Monday, February 28, 2011

A Crucifix in Every Classroom Does Not a Catholic School Make

Prior to getting a tattoo of a cross on his arm, my brother told me that he wanted one because he wanted to be marked as God's own. In the same way that currency belongs to the country whose image it bears, my brother wanted all to know that he belonged to God. A bit much for me and my pristine skin, but I appreciated the zeal with which my brother approached this evangelizing body art. To my brother's credit, marking his body with a symbol of his faith in Jesus Christ was much more than a decision made in haste; he is one of the most faith-filled and Christ-like people I know.

But not all people are as consistent on both the outside and inside. Take a wedding ring that means little more than a commitment made until bored with you I become, or a cross/crucifix around the neck of an actress whose body of work exposes more of her body than it does her work. In these cases, the outward representations of something sacred masks an underlying contradiction. The wedding ring doesn't make you married; a cross around your neck doesn't make you a Christian. A tattoo on your arm is only skin deep.

Images and symbols, though, can remind us of something beyond ourselves and inspire us to fulfill commitments and remain loyal to a person or belief. W.W.J.D. bracelets populated the arms of high school and college classmates of mine. A few years ago, Livestrong arm bands had to be removed by Bishop McLaughlin football players I coached prior to games. In either case, the message on the strip was supposed to remind its wearer of a commitment to Jesus (What would Jesus do?) or a healthy lifestyle/finding a cure for cancer.

The bracelet doesn't lead you from temptation; the arm band doesn't keep you from smoking.

In the same way, merely including the term Catholic along with the name of a school does not mean that a particular institution of learning espouses the teachings of the Catholic Church. Merely putting a crucifix in every classroom doesn't guarantee that teachers will take the time to pray before class, before lunch, before a test, after a rough day, or to include an intention for a sick family member.

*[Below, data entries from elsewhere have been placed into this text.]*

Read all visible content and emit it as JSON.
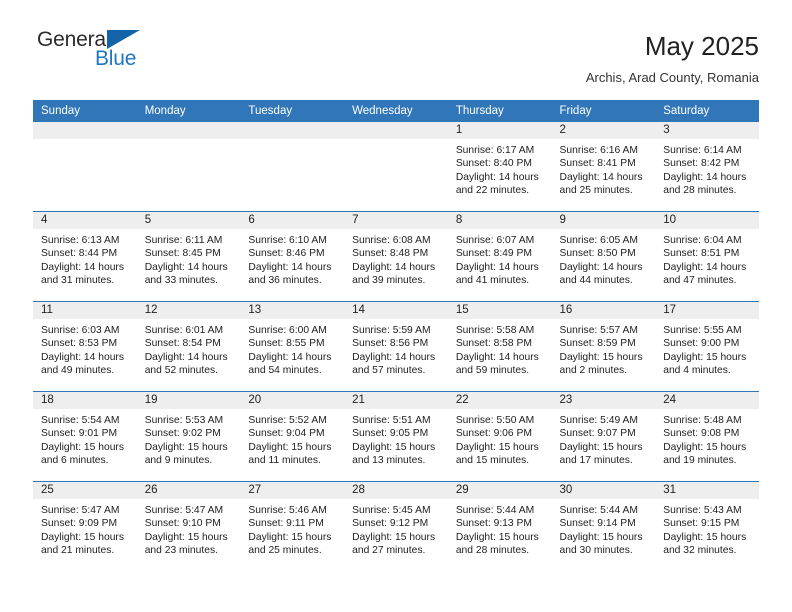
{
  "brand": {
    "name_top": "General",
    "name_bottom": "Blue",
    "triangle_icon": "blue-triangle-icon",
    "color_top": "#2b2b2b",
    "color_bottom": "#1f77c4"
  },
  "header": {
    "title": "May 2025",
    "subtitle": "Archis, Arad County, Romania"
  },
  "theme": {
    "header_bg": "#3076b8",
    "header_text": "#ffffff",
    "daynum_band_bg": "#eeeeee",
    "cell_bg": "#ffffff",
    "row_divider": "#3076b8"
  },
  "calendar": {
    "weekday_headers": [
      "Sunday",
      "Monday",
      "Tuesday",
      "Wednesday",
      "Thursday",
      "Friday",
      "Saturday"
    ],
    "weeks": [
      [
        {
          "day": "",
          "sunrise": "",
          "sunset": "",
          "daylight_line1": "",
          "daylight_line2": "",
          "empty": true
        },
        {
          "day": "",
          "sunrise": "",
          "sunset": "",
          "daylight_line1": "",
          "daylight_line2": "",
          "empty": true
        },
        {
          "day": "",
          "sunrise": "",
          "sunset": "",
          "daylight_line1": "",
          "daylight_line2": "",
          "empty": true
        },
        {
          "day": "",
          "sunrise": "",
          "sunset": "",
          "daylight_line1": "",
          "daylight_line2": "",
          "empty": true
        },
        {
          "day": "1",
          "sunrise": "Sunrise: 6:17 AM",
          "sunset": "Sunset: 8:40 PM",
          "daylight_line1": "Daylight: 14 hours",
          "daylight_line2": "and 22 minutes."
        },
        {
          "day": "2",
          "sunrise": "Sunrise: 6:16 AM",
          "sunset": "Sunset: 8:41 PM",
          "daylight_line1": "Daylight: 14 hours",
          "daylight_line2": "and 25 minutes."
        },
        {
          "day": "3",
          "sunrise": "Sunrise: 6:14 AM",
          "sunset": "Sunset: 8:42 PM",
          "daylight_line1": "Daylight: 14 hours",
          "daylight_line2": "and 28 minutes."
        }
      ],
      [
        {
          "day": "4",
          "sunrise": "Sunrise: 6:13 AM",
          "sunset": "Sunset: 8:44 PM",
          "daylight_line1": "Daylight: 14 hours",
          "daylight_line2": "and 31 minutes."
        },
        {
          "day": "5",
          "sunrise": "Sunrise: 6:11 AM",
          "sunset": "Sunset: 8:45 PM",
          "daylight_line1": "Daylight: 14 hours",
          "daylight_line2": "and 33 minutes."
        },
        {
          "day": "6",
          "sunrise": "Sunrise: 6:10 AM",
          "sunset": "Sunset: 8:46 PM",
          "daylight_line1": "Daylight: 14 hours",
          "daylight_line2": "and 36 minutes."
        },
        {
          "day": "7",
          "sunrise": "Sunrise: 6:08 AM",
          "sunset": "Sunset: 8:48 PM",
          "daylight_line1": "Daylight: 14 hours",
          "daylight_line2": "and 39 minutes."
        },
        {
          "day": "8",
          "sunrise": "Sunrise: 6:07 AM",
          "sunset": "Sunset: 8:49 PM",
          "daylight_line1": "Daylight: 14 hours",
          "daylight_line2": "and 41 minutes."
        },
        {
          "day": "9",
          "sunrise": "Sunrise: 6:05 AM",
          "sunset": "Sunset: 8:50 PM",
          "daylight_line1": "Daylight: 14 hours",
          "daylight_line2": "and 44 minutes."
        },
        {
          "day": "10",
          "sunrise": "Sunrise: 6:04 AM",
          "sunset": "Sunset: 8:51 PM",
          "daylight_line1": "Daylight: 14 hours",
          "daylight_line2": "and 47 minutes."
        }
      ],
      [
        {
          "day": "11",
          "sunrise": "Sunrise: 6:03 AM",
          "sunset": "Sunset: 8:53 PM",
          "daylight_line1": "Daylight: 14 hours",
          "daylight_line2": "and 49 minutes."
        },
        {
          "day": "12",
          "sunrise": "Sunrise: 6:01 AM",
          "sunset": "Sunset: 8:54 PM",
          "daylight_line1": "Daylight: 14 hours",
          "daylight_line2": "and 52 minutes."
        },
        {
          "day": "13",
          "sunrise": "Sunrise: 6:00 AM",
          "sunset": "Sunset: 8:55 PM",
          "daylight_line1": "Daylight: 14 hours",
          "daylight_line2": "and 54 minutes."
        },
        {
          "day": "14",
          "sunrise": "Sunrise: 5:59 AM",
          "sunset": "Sunset: 8:56 PM",
          "daylight_line1": "Daylight: 14 hours",
          "daylight_line2": "and 57 minutes."
        },
        {
          "day": "15",
          "sunrise": "Sunrise: 5:58 AM",
          "sunset": "Sunset: 8:58 PM",
          "daylight_line1": "Daylight: 14 hours",
          "daylight_line2": "and 59 minutes."
        },
        {
          "day": "16",
          "sunrise": "Sunrise: 5:57 AM",
          "sunset": "Sunset: 8:59 PM",
          "daylight_line1": "Daylight: 15 hours",
          "daylight_line2": "and 2 minutes."
        },
        {
          "day": "17",
          "sunrise": "Sunrise: 5:55 AM",
          "sunset": "Sunset: 9:00 PM",
          "daylight_line1": "Daylight: 15 hours",
          "daylight_line2": "and 4 minutes."
        }
      ],
      [
        {
          "day": "18",
          "sunrise": "Sunrise: 5:54 AM",
          "sunset": "Sunset: 9:01 PM",
          "daylight_line1": "Daylight: 15 hours",
          "daylight_line2": "and 6 minutes."
        },
        {
          "day": "19",
          "sunrise": "Sunrise: 5:53 AM",
          "sunset": "Sunset: 9:02 PM",
          "daylight_line1": "Daylight: 15 hours",
          "daylight_line2": "and 9 minutes."
        },
        {
          "day": "20",
          "sunrise": "Sunrise: 5:52 AM",
          "sunset": "Sunset: 9:04 PM",
          "daylight_line1": "Daylight: 15 hours",
          "daylight_line2": "and 11 minutes."
        },
        {
          "day": "21",
          "sunrise": "Sunrise: 5:51 AM",
          "sunset": "Sunset: 9:05 PM",
          "daylight_line1": "Daylight: 15 hours",
          "daylight_line2": "and 13 minutes."
        },
        {
          "day": "22",
          "sunrise": "Sunrise: 5:50 AM",
          "sunset": "Sunset: 9:06 PM",
          "daylight_line1": "Daylight: 15 hours",
          "daylight_line2": "and 15 minutes."
        },
        {
          "day": "23",
          "sunrise": "Sunrise: 5:49 AM",
          "sunset": "Sunset: 9:07 PM",
          "daylight_line1": "Daylight: 15 hours",
          "daylight_line2": "and 17 minutes."
        },
        {
          "day": "24",
          "sunrise": "Sunrise: 5:48 AM",
          "sunset": "Sunset: 9:08 PM",
          "daylight_line1": "Daylight: 15 hours",
          "daylight_line2": "and 19 minutes."
        }
      ],
      [
        {
          "day": "25",
          "sunrise": "Sunrise: 5:47 AM",
          "sunset": "Sunset: 9:09 PM",
          "daylight_line1": "Daylight: 15 hours",
          "daylight_line2": "and 21 minutes."
        },
        {
          "day": "26",
          "sunrise": "Sunrise: 5:47 AM",
          "sunset": "Sunset: 9:10 PM",
          "daylight_line1": "Daylight: 15 hours",
          "daylight_line2": "and 23 minutes."
        },
        {
          "day": "27",
          "sunrise": "Sunrise: 5:46 AM",
          "sunset": "Sunset: 9:11 PM",
          "daylight_line1": "Daylight: 15 hours",
          "daylight_line2": "and 25 minutes."
        },
        {
          "day": "28",
          "sunrise": "Sunrise: 5:45 AM",
          "sunset": "Sunset: 9:12 PM",
          "daylight_line1": "Daylight: 15 hours",
          "daylight_line2": "and 27 minutes."
        },
        {
          "day": "29",
          "sunrise": "Sunrise: 5:44 AM",
          "sunset": "Sunset: 9:13 PM",
          "daylight_line1": "Daylight: 15 hours",
          "daylight_line2": "and 28 minutes."
        },
        {
          "day": "30",
          "sunrise": "Sunrise: 5:44 AM",
          "sunset": "Sunset: 9:14 PM",
          "daylight_line1": "Daylight: 15 hours",
          "daylight_line2": "and 30 minutes."
        },
        {
          "day": "31",
          "sunrise": "Sunrise: 5:43 AM",
          "sunset": "Sunset: 9:15 PM",
          "daylight_line1": "Daylight: 15 hours",
          "daylight_line2": "and 32 minutes."
        }
      ]
    ]
  }
}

Earlier in February (and yes, I am frantically trying to complete this blog so that I actually have more than one entry in February!), Catholic Schools across the country participated in "Catholic Schools Week" (CSW) a week long celebration of all that is good about Catholic Education in our country. Typically, however, many of the CSW activities included in many schools have little to do with Catholicity, education or Catholic Education. And while I completely appreciate the need to break away from our routine as educators and offer some "non-traditional" days to students, I do not feel that a week during which we are supposed to highlight all that is good about Catholic Education is a good time for the school community to stop doing those things that make us who we are-- offering a quality, academically rigorous education firmly rooted in the foundations of the Catholic Church.

By no means do I feel that ICS cornered the market on Catholic Schools Week activities. Likewise, I do not believe that ICS always lives up to its Catholic title. The faculty, staff, students and parents of Incarnation, though, truly celebrated the best parts of the home of the Irish: Catholic Identity, Academic Excellence, School Spirit, Service, and Community (ICS Catholic Schools Week). We didn't wear pajamas. 8th Graders didn't give candy to, er...I mean "teach" younger classes. Learning still occurred. We participated in the Celebration of the Eucharist and a school wide prayer service. Over 300 bagged lunches were made for local food banks (Student Giving Projects).

Basically, we did exactly what we do every week-- just better. We were more focused on our mission: inspiring life-long learners, challenging each individual to develop spiritually and striving to serve each other and the community. We were more intertwined and closer as a school family. We highlighted achievements. We honored our past. We were, quite simply, our best selves.

A Catholic School, in order to be Catholic, also needs to do more than have a subjectively successful Catholic Schools Week. But, if a crucifix on a wall, or around our necks, or even tattooed on our arms can help to remind us of a life that should be lived in accordance with the meaning behind that symbol, maybe a Catholic Schools Week that truly celebrates a school's Catholicity can help to inspire that school to become even more Catholic.

Maybe a Catholic school becoming even more Catholic can truly prepare its students for the future and teach them that faith must be lived, regardless of any fashion accessories, paintings or wall hangings.

Or even any blogs titled, "Catholic Education."